Wednesday, September 28, 2016
Judge Approves First Outbreak Payments to Victims' Survivors
By Walter F. Roche Jr.
U.S. District Judge Rya Zobel today approved the first two awards to come before her for the survivors of patients who died in the 2012 fungal meningitis outbreak caused by a Massachusetts drug compounder.
Zobel's approval came during a session in her Boston, Mass. courtroom, on petitions submitted by the the attorney representing both families. Her approval was necessary under Virginia's wrongful death statute.
The three survivors of one victim will share $169,651.92, while the three survivors of the second victim will share $469,964.49.
The payments are coming from funds totaling some $210 million amassed in the aftermath of the outbreak caused by fungus tainted steroids shipped to health providers across the country by the New England Compounding Center.
About $120 million of the total came from settlements in NECC's bankruptcy and additional funding came from settlements with health care providers who injected patients with the fungus laden steroids.
The total award in one case approved today by Zobel was for $805,622.88 with 40 percent going to attorney J. Scott Sexton, $12,182 going to legal and other expenses, leaving $156,654.83 going to each of the three beneficiaries.
In the second case the total award was $290,786.77, with attorneys fees totaling $116,314.71, other expenses $4,801.18, leaving $169,651.92 to be split between the three survivors in shares of $56,550.54 each. The victim in the case died in October of 2012.
Both victims were injected with methylprednisolone acetate from NECC and administered at Insight Health, which is contributing $40 million of the $210 million total.
Additional payments could come at a later date from the NECC bankruptcy settlement.

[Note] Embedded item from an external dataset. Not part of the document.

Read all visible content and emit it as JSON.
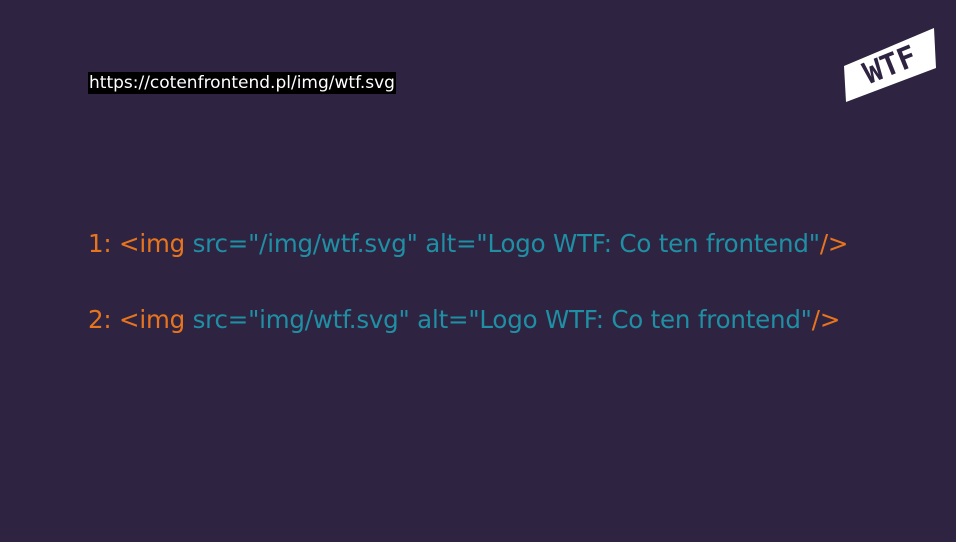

Other payments, not requiring court approval, are being made by the attorney appointed as trustee of the payment funds, Lynne Riley. She has stated that checks began to be mailed some two to three weeks ago.
The outbreak sickened 778 patients, killing 77 of them.